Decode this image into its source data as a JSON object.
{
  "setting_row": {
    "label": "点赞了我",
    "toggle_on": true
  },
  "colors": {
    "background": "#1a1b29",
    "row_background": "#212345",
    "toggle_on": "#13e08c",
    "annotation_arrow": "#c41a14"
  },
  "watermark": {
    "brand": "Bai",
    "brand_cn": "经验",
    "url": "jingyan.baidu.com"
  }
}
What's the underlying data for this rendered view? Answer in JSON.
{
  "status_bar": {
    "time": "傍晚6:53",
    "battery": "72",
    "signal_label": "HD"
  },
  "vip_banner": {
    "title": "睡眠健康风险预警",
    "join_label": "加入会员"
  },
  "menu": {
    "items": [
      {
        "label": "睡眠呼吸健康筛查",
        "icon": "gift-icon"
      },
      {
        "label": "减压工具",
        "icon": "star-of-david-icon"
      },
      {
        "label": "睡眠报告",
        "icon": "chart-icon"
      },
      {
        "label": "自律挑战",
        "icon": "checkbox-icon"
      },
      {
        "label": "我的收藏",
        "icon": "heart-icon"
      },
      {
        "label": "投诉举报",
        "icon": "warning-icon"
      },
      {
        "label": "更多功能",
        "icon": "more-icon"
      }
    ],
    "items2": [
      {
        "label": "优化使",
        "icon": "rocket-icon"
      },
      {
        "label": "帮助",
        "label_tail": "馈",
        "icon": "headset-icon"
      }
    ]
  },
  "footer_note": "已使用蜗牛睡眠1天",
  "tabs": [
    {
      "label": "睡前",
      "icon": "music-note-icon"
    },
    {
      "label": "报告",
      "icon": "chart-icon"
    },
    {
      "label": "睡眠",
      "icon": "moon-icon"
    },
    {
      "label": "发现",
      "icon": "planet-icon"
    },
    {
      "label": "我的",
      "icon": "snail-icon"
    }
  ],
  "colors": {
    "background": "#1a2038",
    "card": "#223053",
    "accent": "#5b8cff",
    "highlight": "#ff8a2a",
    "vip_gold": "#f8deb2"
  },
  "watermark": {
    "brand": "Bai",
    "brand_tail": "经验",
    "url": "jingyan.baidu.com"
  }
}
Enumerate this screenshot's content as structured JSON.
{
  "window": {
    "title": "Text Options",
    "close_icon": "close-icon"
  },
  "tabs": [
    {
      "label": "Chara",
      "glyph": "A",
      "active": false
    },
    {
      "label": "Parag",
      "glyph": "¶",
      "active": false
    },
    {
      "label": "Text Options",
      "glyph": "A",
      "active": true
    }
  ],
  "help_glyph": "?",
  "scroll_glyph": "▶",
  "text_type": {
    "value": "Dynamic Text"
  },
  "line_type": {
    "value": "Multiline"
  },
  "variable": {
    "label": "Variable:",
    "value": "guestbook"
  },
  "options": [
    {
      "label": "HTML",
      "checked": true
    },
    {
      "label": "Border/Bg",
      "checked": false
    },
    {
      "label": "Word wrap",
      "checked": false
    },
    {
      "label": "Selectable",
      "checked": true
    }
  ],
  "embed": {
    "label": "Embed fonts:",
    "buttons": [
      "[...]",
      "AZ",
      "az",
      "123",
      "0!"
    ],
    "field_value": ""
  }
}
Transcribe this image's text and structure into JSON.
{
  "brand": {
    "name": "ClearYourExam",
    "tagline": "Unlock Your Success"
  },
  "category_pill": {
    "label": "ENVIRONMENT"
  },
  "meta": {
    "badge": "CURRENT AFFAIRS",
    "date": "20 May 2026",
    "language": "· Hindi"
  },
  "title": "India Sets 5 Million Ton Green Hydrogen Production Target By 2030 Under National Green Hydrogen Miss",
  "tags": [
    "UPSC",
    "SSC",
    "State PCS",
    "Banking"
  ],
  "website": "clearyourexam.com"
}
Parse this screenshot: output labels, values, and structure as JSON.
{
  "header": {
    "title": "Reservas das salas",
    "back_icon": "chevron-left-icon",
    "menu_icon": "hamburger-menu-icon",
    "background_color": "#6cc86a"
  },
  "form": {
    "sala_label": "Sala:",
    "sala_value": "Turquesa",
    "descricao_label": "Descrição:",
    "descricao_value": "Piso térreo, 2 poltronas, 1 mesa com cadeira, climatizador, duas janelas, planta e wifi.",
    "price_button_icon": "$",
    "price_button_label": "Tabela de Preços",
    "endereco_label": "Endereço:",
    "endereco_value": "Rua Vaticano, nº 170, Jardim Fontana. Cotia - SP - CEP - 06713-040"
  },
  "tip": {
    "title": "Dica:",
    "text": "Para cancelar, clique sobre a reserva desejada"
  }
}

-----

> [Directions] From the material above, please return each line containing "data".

> [Response for this exercise]
Decode this image into its source data as a JSON object.
What's the underlying data for this rendered view? Answer in JSON.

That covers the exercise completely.